Start of AVAILABLE DATA

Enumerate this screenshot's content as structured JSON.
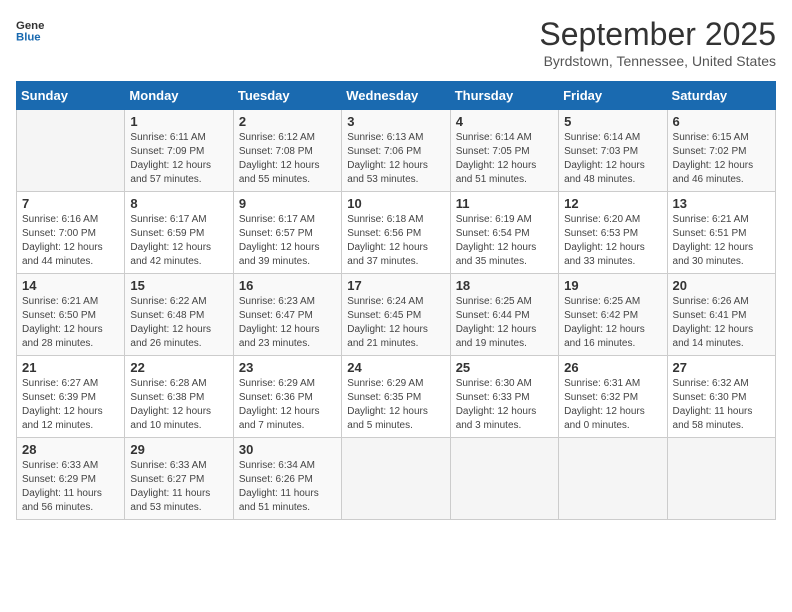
{
  "header": {
    "logo_line1": "General",
    "logo_line2": "Blue",
    "month": "September 2025",
    "location": "Byrdstown, Tennessee, United States"
  },
  "weekdays": [
    "Sunday",
    "Monday",
    "Tuesday",
    "Wednesday",
    "Thursday",
    "Friday",
    "Saturday"
  ],
  "weeks": [
    [
      {
        "day": "",
        "info": ""
      },
      {
        "day": "1",
        "info": "Sunrise: 6:11 AM\nSunset: 7:09 PM\nDaylight: 12 hours\nand 57 minutes."
      },
      {
        "day": "2",
        "info": "Sunrise: 6:12 AM\nSunset: 7:08 PM\nDaylight: 12 hours\nand 55 minutes."
      },
      {
        "day": "3",
        "info": "Sunrise: 6:13 AM\nSunset: 7:06 PM\nDaylight: 12 hours\nand 53 minutes."
      },
      {
        "day": "4",
        "info": "Sunrise: 6:14 AM\nSunset: 7:05 PM\nDaylight: 12 hours\nand 51 minutes."
      },
      {
        "day": "5",
        "info": "Sunrise: 6:14 AM\nSunset: 7:03 PM\nDaylight: 12 hours\nand 48 minutes."
      },
      {
        "day": "6",
        "info": "Sunrise: 6:15 AM\nSunset: 7:02 PM\nDaylight: 12 hours\nand 46 minutes."
      }
    ],
    [
      {
        "day": "7",
        "info": "Sunrise: 6:16 AM\nSunset: 7:00 PM\nDaylight: 12 hours\nand 44 minutes."
      },
      {
        "day": "8",
        "info": "Sunrise: 6:17 AM\nSunset: 6:59 PM\nDaylight: 12 hours\nand 42 minutes."
      },
      {
        "day": "9",
        "info": "Sunrise: 6:17 AM\nSunset: 6:57 PM\nDaylight: 12 hours\nand 39 minutes."
      },
      {
        "day": "10",
        "info": "Sunrise: 6:18 AM\nSunset: 6:56 PM\nDaylight: 12 hours\nand 37 minutes."
      },
      {
        "day": "11",
        "info": "Sunrise: 6:19 AM\nSunset: 6:54 PM\nDaylight: 12 hours\nand 35 minutes."
      },
      {
        "day": "12",
        "info": "Sunrise: 6:20 AM\nSunset: 6:53 PM\nDaylight: 12 hours\nand 33 minutes."
      },
      {
        "day": "13",
        "info": "Sunrise: 6:21 AM\nSunset: 6:51 PM\nDaylight: 12 hours\nand 30 minutes."
      }
    ],
    [
      {
        "day": "14",
        "info": "Sunrise: 6:21 AM\nSunset: 6:50 PM\nDaylight: 12 hours\nand 28 minutes."
      },
      {
        "day": "15",
        "info": "Sunrise: 6:22 AM\nSunset: 6:48 PM\nDaylight: 12 hours\nand 26 minutes."
      },
      {
        "day": "16",
        "info": "Sunrise: 6:23 AM\nSunset: 6:47 PM\nDaylight: 12 hours\nand 23 minutes."
      },
      {
        "day": "17",
        "info": "Sunrise: 6:24 AM\nSunset: 6:45 PM\nDaylight: 12 hours\nand 21 minutes."
      },
      {
        "day": "18",
        "info": "Sunrise: 6:25 AM\nSunset: 6:44 PM\nDaylight: 12 hours\nand 19 minutes."
      },
      {
        "day": "19",
        "info": "Sunrise: 6:25 AM\nSunset: 6:42 PM\nDaylight: 12 hours\nand 16 minutes."
      },
      {
        "day": "20",
        "info": "Sunrise: 6:26 AM\nSunset: 6:41 PM\nDaylight: 12 hours\nand 14 minutes."
      }
    ],
    [
      {
        "day": "21",
        "info": "Sunrise: 6:27 AM\nSunset: 6:39 PM\nDaylight: 12 hours\nand 12 minutes."
      },
      {
        "day": "22",
        "info": "Sunrise: 6:28 AM\nSunset: 6:38 PM\nDaylight: 12 hours\nand 10 minutes."
      },
      {
        "day": "23",
        "info": "Sunrise: 6:29 AM\nSunset: 6:36 PM\nDaylight: 12 hours\nand 7 minutes."
      },
      {
        "day": "24",
        "info": "Sunrise: 6:29 AM\nSunset: 6:35 PM\nDaylight: 12 hours\nand 5 minutes."
      },
      {
        "day": "25",
        "info": "Sunrise: 6:30 AM\nSunset: 6:33 PM\nDaylight: 12 hours\nand 3 minutes."
      },
      {
        "day": "26",
        "info": "Sunrise: 6:31 AM\nSunset: 6:32 PM\nDaylight: 12 hours\nand 0 minutes."
      },
      {
        "day": "27",
        "info": "Sunrise: 6:32 AM\nSunset: 6:30 PM\nDaylight: 11 hours\nand 58 minutes."
      }
    ],
    [
      {
        "day": "28",
        "info": "Sunrise: 6:33 AM\nSunset: 6:29 PM\nDaylight: 11 hours\nand 56 minutes."
      },
      {
        "day": "29",
        "info": "Sunrise: 6:33 AM\nSunset: 6:27 PM\nDaylight: 11 hours\nand 53 minutes."
      },
      {
        "day": "30",
        "info": "Sunrise: 6:34 AM\nSunset: 6:26 PM\nDaylight: 11 hours\nand 51 minutes."
      },
      {
        "day": "",
        "info": ""
      },
      {
        "day": "",
        "info": ""
      },
      {
        "day": "",
        "info": ""
      },
      {
        "day": "",
        "info": ""
      }
    ]
  ]
}
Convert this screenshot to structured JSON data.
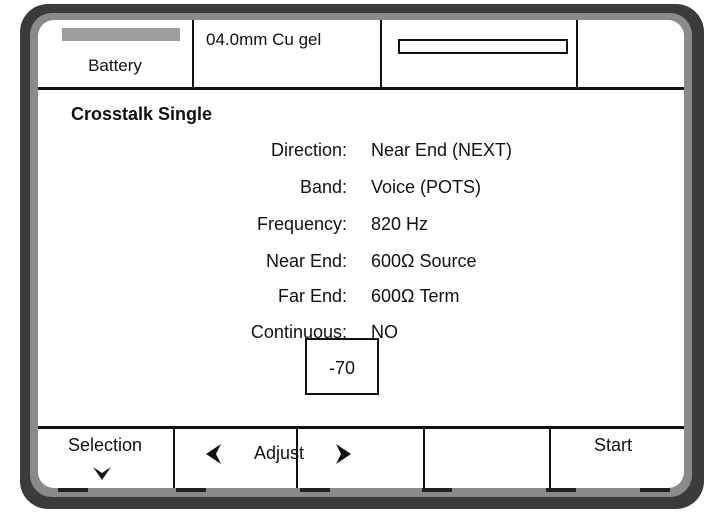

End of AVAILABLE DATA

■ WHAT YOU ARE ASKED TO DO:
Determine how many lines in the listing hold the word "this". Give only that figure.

■ EXPECTED ANSWER:
2